Concept maps are organisations and visual representations of knowledge. They show the relationships between concepts or ideas, or rather in the case of language learning, between the lexical items that you have chosen. Each word or phrase has a shape drawn around it, and then the shapes are joined with arrows. The nature of the link is often written on the arrow.
Concept mapping obliges students to think about the characteristics of a word or phrase and how it might be related to other words or phrases. Like with the other Thinking Skills strategies mentioned, it is intended to go beyond just the meaning of the word and requires students to use grammatical terminology to explain and justify the links that they have made. It has elements of both classification and odd one out in that students are looking for the links between words.
Concept mapping is ideal for pair or group work, and is useful for checking students' understanding of grammar and structure, and any misunderstandings they might have.
Have a look at the group of words at the top of this post.

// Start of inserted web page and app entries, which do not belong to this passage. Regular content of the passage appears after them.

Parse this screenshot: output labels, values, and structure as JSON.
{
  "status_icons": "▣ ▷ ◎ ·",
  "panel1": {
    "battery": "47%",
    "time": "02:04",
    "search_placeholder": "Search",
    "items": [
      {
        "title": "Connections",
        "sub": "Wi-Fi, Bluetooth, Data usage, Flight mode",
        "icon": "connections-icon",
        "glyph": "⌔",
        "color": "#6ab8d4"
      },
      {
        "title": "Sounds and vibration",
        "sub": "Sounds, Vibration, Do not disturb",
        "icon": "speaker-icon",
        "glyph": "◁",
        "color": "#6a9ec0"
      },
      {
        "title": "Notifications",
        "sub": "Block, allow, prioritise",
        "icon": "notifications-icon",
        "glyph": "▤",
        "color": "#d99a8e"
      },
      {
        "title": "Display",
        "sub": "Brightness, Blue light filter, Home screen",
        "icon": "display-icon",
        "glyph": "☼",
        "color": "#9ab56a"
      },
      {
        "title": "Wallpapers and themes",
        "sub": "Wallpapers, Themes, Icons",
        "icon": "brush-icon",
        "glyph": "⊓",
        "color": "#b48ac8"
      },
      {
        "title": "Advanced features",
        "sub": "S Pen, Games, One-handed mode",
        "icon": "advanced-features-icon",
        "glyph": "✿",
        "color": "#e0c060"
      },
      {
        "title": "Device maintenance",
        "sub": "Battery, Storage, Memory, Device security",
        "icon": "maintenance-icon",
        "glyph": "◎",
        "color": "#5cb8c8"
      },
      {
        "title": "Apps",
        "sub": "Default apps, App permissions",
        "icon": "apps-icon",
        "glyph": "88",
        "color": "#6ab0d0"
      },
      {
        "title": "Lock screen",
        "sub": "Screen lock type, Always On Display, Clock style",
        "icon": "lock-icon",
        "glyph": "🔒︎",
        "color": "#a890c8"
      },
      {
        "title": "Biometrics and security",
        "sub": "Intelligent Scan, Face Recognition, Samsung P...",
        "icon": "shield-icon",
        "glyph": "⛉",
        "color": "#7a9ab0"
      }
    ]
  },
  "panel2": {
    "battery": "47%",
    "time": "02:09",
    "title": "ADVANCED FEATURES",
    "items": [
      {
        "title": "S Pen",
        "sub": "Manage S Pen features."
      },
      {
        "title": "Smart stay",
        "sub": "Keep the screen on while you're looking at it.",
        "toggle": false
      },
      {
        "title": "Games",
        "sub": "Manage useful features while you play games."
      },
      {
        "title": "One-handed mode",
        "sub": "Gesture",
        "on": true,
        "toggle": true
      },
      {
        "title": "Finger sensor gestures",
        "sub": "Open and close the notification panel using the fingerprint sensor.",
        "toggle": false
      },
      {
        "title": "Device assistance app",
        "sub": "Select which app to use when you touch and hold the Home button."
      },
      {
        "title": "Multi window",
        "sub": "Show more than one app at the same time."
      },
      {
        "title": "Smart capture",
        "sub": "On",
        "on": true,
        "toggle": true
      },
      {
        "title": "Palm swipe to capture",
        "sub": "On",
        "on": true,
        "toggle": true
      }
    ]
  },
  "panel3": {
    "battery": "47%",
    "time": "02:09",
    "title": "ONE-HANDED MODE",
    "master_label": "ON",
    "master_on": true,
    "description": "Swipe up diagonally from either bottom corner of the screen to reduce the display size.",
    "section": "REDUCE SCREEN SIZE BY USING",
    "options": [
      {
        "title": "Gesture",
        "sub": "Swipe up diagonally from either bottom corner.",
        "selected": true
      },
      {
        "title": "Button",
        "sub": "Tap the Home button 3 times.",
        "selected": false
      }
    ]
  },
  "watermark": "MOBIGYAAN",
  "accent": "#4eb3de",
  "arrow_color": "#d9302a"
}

How would you link them together in a concept map? This is a possible arrangement: